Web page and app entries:

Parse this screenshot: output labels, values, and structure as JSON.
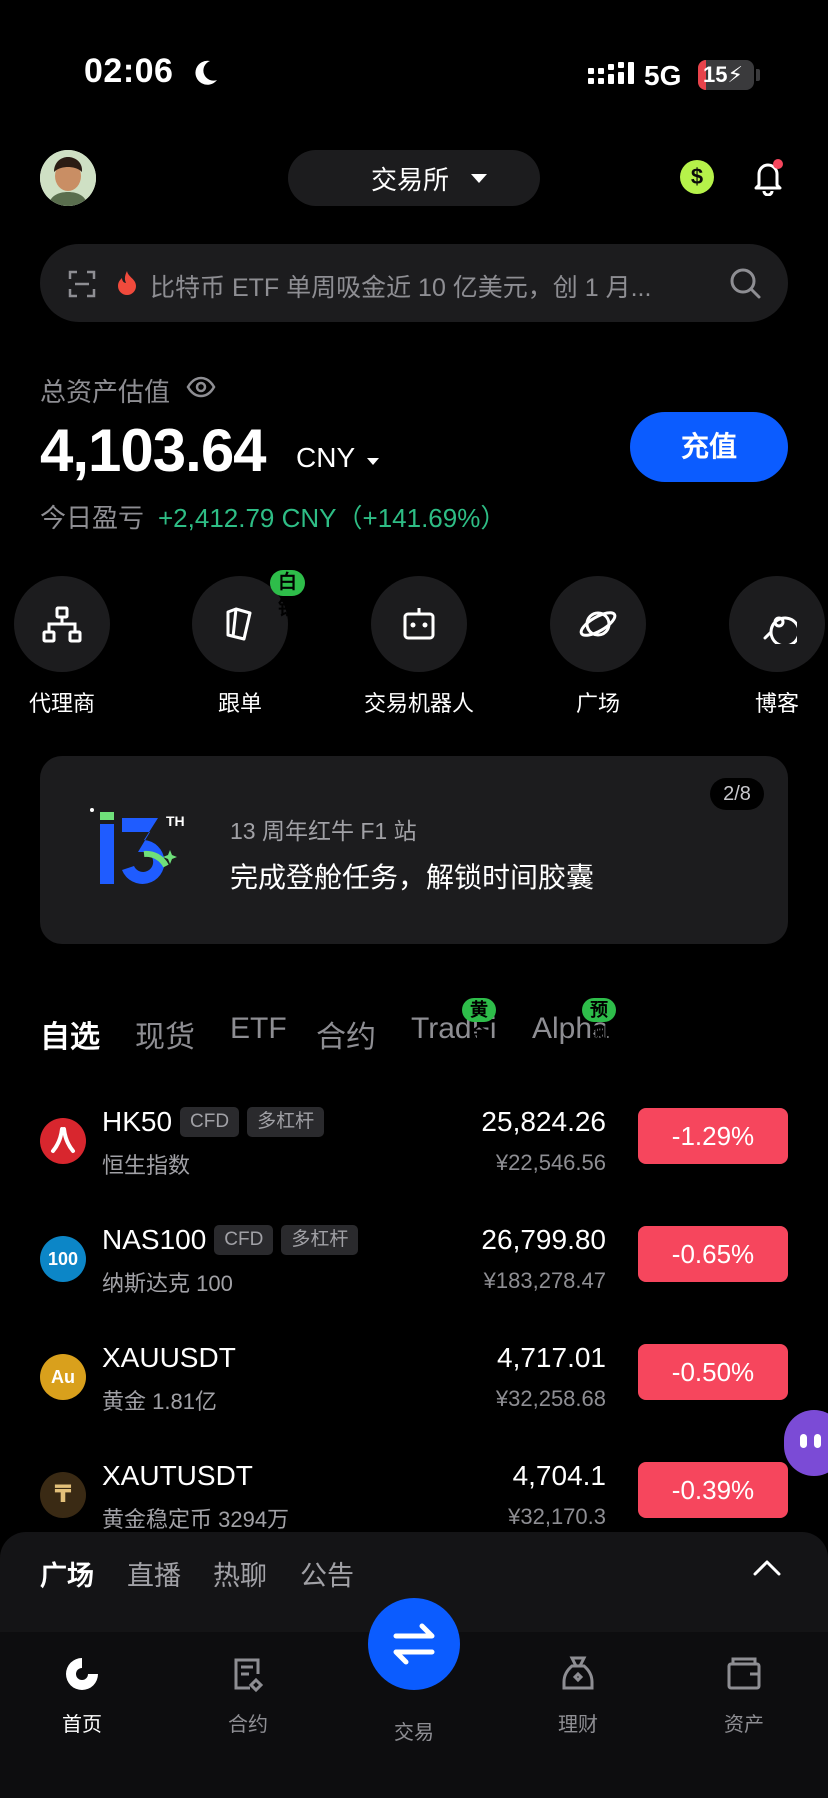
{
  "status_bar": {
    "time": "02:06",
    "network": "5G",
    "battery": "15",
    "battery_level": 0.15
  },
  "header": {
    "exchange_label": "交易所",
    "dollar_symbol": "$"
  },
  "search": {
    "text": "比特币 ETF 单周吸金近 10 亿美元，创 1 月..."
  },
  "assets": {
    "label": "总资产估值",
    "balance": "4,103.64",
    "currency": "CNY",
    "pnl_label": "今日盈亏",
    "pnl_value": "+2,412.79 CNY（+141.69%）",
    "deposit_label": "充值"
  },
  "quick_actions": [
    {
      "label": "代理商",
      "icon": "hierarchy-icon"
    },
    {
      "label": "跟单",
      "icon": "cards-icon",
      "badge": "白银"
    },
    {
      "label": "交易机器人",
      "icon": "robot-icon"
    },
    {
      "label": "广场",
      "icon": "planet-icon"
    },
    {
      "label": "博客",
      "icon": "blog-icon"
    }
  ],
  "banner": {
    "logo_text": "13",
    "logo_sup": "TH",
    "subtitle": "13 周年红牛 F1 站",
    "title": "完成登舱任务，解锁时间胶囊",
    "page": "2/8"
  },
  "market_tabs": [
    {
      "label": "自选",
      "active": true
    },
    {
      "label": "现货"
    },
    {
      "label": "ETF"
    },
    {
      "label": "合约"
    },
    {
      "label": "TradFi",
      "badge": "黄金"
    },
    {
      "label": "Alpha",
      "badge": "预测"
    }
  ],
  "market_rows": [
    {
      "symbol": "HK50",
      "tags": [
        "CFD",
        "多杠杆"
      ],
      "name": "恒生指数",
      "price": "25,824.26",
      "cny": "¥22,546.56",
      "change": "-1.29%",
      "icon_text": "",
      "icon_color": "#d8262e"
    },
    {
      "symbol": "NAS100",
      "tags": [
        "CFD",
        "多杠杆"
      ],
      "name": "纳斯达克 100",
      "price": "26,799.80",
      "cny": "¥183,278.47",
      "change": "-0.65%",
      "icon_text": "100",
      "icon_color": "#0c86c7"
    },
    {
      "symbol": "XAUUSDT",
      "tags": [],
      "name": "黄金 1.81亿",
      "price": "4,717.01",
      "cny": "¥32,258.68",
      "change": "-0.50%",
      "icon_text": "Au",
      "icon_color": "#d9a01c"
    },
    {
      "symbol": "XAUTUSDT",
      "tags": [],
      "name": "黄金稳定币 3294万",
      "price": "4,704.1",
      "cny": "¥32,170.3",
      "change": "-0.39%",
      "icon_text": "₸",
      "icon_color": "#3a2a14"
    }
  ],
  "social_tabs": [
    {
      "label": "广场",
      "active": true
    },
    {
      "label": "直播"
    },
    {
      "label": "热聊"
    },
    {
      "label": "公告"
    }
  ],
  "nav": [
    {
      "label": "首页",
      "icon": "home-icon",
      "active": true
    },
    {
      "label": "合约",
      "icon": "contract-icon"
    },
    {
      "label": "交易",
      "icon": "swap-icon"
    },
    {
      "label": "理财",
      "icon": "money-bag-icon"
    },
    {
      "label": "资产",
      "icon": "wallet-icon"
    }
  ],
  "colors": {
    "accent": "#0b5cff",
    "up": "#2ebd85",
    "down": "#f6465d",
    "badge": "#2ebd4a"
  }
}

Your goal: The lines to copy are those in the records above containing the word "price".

Worked solution:
      "price": "25,824.26",
      "price": "26,799.80",
      "price": "4,717.01",
      "price": "4,704.1",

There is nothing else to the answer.